Exercise description: Write out every line from the listing below where the string "icon" is found.

Data section:

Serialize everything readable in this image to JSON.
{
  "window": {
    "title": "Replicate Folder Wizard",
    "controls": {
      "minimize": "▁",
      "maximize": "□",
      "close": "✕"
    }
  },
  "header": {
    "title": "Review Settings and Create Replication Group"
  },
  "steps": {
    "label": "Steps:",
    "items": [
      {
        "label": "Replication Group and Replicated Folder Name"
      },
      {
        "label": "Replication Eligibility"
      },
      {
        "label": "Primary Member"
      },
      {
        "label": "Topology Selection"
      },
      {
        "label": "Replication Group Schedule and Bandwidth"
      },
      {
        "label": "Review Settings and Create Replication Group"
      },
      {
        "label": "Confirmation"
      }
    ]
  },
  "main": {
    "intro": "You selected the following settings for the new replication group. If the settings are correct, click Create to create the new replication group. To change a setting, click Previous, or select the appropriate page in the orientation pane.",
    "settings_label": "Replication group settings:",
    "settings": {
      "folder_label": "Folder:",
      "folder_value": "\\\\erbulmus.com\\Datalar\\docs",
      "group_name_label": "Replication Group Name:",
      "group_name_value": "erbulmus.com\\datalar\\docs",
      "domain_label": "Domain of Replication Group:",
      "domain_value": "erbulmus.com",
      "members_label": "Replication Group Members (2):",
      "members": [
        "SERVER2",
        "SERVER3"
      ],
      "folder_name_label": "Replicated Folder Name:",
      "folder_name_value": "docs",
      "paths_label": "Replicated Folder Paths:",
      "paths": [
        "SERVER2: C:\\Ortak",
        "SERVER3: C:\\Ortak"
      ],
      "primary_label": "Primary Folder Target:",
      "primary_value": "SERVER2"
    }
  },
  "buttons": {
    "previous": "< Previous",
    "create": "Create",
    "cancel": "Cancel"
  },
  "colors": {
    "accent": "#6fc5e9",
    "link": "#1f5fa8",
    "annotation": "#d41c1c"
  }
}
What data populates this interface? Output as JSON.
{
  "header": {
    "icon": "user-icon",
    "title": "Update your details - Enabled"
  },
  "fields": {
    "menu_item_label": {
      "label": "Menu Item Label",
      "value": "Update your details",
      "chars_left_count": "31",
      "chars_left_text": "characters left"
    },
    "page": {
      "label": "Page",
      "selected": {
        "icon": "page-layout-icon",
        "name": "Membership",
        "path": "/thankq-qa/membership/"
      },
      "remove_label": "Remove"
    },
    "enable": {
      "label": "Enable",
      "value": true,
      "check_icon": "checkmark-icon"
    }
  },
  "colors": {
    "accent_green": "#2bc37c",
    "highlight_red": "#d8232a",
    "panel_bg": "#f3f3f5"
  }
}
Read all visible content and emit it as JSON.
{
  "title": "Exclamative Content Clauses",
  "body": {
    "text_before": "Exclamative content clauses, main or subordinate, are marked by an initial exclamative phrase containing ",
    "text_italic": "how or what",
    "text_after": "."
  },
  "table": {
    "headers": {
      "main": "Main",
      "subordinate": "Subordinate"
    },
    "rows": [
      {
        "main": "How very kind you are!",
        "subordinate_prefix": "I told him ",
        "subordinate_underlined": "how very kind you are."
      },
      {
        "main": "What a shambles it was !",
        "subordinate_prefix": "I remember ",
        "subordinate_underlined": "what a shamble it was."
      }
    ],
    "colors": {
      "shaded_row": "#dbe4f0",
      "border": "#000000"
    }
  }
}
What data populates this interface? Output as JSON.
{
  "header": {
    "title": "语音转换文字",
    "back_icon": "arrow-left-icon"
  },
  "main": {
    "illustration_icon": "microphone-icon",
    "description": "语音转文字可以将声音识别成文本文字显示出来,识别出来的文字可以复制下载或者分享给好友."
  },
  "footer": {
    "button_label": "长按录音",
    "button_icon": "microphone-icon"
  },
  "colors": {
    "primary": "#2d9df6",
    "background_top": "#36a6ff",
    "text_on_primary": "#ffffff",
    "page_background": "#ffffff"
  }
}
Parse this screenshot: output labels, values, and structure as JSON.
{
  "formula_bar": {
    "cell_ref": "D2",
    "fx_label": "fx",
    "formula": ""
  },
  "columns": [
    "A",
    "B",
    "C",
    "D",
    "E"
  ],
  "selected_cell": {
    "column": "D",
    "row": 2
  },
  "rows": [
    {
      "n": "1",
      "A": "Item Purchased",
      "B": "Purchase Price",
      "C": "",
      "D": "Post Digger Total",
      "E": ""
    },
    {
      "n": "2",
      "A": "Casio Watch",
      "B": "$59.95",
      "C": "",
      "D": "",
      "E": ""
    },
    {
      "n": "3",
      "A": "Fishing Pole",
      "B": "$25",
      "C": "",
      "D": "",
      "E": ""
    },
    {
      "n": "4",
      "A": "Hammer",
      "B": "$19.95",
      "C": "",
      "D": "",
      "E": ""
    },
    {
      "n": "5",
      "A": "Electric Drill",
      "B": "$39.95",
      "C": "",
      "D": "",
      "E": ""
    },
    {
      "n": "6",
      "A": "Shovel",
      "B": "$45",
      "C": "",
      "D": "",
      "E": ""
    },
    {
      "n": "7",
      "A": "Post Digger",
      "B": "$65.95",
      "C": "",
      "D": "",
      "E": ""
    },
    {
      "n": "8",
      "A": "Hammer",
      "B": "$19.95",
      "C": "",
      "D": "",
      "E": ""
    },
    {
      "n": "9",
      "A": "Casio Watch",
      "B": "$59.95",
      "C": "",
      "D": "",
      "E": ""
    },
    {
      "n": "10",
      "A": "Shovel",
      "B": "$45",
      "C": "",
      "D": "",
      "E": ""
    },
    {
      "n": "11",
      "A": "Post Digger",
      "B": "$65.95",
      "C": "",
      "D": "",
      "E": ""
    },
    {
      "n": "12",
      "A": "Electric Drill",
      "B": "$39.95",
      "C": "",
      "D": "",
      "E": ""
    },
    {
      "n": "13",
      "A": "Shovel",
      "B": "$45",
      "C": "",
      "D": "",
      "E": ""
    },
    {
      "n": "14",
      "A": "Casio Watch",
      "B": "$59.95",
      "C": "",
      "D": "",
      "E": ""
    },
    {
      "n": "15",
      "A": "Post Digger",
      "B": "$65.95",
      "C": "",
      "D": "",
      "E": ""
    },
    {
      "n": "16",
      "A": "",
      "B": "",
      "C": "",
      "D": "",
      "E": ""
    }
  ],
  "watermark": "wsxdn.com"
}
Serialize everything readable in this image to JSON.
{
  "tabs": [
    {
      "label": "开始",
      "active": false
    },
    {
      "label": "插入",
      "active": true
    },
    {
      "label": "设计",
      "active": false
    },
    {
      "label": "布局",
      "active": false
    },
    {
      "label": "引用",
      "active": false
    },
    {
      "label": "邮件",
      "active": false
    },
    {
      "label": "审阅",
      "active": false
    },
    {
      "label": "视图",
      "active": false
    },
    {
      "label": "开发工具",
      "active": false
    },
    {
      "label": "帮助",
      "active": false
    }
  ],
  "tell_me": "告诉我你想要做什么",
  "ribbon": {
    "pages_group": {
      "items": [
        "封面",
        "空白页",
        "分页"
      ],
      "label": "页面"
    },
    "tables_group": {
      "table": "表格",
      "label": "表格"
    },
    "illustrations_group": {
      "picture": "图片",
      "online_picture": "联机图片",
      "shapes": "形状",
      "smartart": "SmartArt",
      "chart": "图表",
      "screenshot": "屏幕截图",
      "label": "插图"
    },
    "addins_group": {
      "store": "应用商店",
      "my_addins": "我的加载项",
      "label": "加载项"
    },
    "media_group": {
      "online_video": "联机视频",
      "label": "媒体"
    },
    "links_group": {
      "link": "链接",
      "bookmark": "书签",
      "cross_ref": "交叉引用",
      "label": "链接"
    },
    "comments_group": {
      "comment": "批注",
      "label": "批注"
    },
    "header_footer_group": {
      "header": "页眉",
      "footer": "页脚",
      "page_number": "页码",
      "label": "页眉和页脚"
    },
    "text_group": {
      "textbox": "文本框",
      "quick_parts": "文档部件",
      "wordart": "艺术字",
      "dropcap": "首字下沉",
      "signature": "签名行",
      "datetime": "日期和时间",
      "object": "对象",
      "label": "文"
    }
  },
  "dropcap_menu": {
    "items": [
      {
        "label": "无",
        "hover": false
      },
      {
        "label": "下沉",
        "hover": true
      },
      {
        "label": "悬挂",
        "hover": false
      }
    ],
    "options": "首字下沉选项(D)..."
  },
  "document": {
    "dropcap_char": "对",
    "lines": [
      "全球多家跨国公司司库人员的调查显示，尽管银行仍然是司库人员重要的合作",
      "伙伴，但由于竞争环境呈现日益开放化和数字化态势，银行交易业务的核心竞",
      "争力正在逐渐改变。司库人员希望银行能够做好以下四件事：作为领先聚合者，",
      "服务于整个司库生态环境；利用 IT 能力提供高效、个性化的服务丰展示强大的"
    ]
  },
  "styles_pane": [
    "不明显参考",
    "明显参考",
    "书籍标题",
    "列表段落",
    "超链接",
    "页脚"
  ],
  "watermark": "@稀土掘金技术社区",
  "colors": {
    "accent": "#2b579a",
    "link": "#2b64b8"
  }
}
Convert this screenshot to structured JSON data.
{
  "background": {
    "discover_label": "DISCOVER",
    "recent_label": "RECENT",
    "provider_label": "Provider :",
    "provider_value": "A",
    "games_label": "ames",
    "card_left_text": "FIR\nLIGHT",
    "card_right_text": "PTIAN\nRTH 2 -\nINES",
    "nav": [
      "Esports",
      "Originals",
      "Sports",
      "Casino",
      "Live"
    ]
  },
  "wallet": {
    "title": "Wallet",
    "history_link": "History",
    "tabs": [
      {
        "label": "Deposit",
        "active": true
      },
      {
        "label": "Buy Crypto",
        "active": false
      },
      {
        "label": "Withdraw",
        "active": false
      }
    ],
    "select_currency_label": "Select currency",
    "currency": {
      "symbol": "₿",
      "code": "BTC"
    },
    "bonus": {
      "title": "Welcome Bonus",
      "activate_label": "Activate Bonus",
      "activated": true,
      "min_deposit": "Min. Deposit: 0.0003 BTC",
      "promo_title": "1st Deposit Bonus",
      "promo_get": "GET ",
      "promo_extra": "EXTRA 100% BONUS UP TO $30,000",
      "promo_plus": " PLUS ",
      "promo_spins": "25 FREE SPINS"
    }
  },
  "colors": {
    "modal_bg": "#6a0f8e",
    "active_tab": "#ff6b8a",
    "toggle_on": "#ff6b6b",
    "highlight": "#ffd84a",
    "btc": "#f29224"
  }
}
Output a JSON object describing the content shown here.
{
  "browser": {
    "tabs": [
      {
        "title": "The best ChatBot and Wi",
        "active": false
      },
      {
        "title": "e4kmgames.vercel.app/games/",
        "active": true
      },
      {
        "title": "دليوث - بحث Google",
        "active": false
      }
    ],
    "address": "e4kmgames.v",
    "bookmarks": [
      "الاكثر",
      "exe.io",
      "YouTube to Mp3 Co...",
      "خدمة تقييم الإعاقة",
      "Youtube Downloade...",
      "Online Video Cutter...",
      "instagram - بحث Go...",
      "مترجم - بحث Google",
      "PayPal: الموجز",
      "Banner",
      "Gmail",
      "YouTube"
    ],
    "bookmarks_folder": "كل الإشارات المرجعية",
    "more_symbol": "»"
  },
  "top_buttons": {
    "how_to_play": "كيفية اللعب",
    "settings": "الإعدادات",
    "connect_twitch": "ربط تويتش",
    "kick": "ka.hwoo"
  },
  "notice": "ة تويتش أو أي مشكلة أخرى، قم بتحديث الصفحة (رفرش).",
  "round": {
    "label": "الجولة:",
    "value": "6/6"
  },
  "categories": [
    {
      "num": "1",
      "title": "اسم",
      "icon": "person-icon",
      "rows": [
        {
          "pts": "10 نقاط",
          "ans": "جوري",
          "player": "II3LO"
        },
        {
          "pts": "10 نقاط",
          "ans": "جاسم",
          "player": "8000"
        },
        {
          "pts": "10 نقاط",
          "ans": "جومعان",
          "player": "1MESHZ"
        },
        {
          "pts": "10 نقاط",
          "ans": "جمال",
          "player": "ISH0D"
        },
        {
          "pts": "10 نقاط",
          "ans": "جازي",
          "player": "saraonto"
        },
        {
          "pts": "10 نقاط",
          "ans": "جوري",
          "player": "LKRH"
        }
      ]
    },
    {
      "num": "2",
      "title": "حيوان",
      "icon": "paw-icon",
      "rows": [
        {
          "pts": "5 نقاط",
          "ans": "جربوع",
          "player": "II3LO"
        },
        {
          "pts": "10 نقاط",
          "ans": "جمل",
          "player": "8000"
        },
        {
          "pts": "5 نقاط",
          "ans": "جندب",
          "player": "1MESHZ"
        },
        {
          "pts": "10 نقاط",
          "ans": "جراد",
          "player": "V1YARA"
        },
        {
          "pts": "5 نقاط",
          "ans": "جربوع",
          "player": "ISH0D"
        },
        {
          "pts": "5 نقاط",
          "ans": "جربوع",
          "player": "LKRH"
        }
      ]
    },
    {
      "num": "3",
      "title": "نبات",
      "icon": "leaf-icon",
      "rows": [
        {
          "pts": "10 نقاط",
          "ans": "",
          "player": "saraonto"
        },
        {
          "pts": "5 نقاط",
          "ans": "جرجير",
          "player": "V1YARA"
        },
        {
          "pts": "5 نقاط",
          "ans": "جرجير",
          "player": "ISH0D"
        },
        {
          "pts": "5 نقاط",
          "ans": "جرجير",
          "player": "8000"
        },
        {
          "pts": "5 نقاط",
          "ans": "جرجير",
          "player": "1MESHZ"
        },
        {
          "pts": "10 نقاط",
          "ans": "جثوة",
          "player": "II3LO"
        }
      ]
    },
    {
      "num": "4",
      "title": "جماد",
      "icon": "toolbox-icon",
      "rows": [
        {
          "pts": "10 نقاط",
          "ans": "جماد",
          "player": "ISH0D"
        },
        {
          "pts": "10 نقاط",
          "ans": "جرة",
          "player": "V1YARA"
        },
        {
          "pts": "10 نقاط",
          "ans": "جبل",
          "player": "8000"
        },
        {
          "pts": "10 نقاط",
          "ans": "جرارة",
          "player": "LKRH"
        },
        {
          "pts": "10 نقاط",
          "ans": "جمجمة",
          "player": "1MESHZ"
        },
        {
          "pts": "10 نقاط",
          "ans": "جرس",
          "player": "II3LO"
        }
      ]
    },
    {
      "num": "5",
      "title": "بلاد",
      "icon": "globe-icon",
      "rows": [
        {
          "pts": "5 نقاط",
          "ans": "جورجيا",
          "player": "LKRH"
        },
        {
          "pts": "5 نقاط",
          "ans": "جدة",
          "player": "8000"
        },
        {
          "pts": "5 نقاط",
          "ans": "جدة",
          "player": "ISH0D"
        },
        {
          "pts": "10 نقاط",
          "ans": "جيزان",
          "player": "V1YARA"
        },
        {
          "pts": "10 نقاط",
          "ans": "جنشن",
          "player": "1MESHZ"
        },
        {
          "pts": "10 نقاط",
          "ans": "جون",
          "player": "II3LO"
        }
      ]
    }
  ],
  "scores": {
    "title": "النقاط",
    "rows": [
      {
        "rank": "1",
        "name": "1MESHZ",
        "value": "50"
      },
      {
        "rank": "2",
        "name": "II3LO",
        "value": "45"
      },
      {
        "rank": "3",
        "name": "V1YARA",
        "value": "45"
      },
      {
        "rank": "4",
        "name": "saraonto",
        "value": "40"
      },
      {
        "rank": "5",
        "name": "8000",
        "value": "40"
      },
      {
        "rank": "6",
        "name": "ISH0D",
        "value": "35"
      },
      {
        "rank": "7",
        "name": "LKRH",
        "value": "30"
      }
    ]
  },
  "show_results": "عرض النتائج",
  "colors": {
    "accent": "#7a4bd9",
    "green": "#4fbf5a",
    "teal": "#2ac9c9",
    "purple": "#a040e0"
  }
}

Task answer:
    "icon": "user-icon",
        "icon": "page-layout-icon",
      "check_icon": "checkmark-icon"
    "back_icon": "arrow-left-icon"
    "illustration_icon": "microphone-icon",
    "button_icon": "microphone-icon"
      "icon": "person-icon",
      "icon": "paw-icon",
      "icon": "leaf-icon",
      "icon": "toolbox-icon",
      "icon": "globe-icon",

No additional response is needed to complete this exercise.